The PATENT BAR SHOE
Also known as a rest shoe, the PATENT BAR SHOE is implemented in cases of acute severe flexor tendon injury. The shoe features a raised bar that extends between the heels and increases the angle of the foot. Several variations of the shoe exist; most farriers incorporate individual modification(s) according to personal preference.
By elevating the heels relative to the toe, tension along the flexor apparatus (which includes the deep and superficial digital flexor tendons and associated digital tendon sheath structures) is dramatically reduced. The healing process can then begin in an environment subjected to minimal tendon fiber distraction.
Of course, excessive elevation of the foot can have a variety of deleterious consequences. Such ramifications include:
- Excessive compression and compromise of the heel quarters
- Malarticulation of the coffin joint
- Excessive contraction of the flexor apparatus during the course of healing.

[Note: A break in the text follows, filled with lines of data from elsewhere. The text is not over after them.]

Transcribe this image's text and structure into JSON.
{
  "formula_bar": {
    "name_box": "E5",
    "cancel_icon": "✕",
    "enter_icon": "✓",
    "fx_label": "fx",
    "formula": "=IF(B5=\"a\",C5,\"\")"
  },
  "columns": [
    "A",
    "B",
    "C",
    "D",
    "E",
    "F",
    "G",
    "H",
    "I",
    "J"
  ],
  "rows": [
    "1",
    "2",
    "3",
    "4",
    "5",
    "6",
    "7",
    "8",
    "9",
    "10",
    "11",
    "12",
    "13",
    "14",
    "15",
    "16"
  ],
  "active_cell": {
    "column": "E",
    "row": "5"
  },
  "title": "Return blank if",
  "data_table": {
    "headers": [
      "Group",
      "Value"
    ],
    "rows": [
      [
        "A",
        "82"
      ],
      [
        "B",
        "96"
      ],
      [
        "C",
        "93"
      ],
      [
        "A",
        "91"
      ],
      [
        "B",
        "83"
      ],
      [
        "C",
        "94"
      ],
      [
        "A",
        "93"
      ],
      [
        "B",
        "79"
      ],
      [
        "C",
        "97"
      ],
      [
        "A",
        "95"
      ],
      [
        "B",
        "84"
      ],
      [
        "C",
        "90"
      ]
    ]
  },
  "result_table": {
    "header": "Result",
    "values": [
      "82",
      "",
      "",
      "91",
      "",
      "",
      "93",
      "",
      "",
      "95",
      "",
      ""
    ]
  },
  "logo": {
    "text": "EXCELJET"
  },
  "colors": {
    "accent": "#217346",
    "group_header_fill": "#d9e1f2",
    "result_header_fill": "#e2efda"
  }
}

To avert the side effects that go along with prolonged heel elevation, the patent bar shoe allows for slow and gradual angle reduction over time. The bar is lowered approximately 0.75 inches (or 3 degrees) every 4 weeks until an appropriate hoof angle has been reestablished. Between each shoeing cycle, damaged tendon fibers have had a chance to heal and strengthen, thereby increasing their ability to tolerate a modest increase in applied stress as the heel of the foot is lowered.
This strategy enhances and accelerates flexor tendon healing while simultaneously reducing risk of reinjury.
As you might have guessed, patent bar shoes are only used on horses restricted to stall rest. The shoes do allow for limited (supervised) hand walking on a firm surface (such as a barn aisle), however. Of course, they are removed prior to the horse's resumption of any form of exercise beyond hand walking.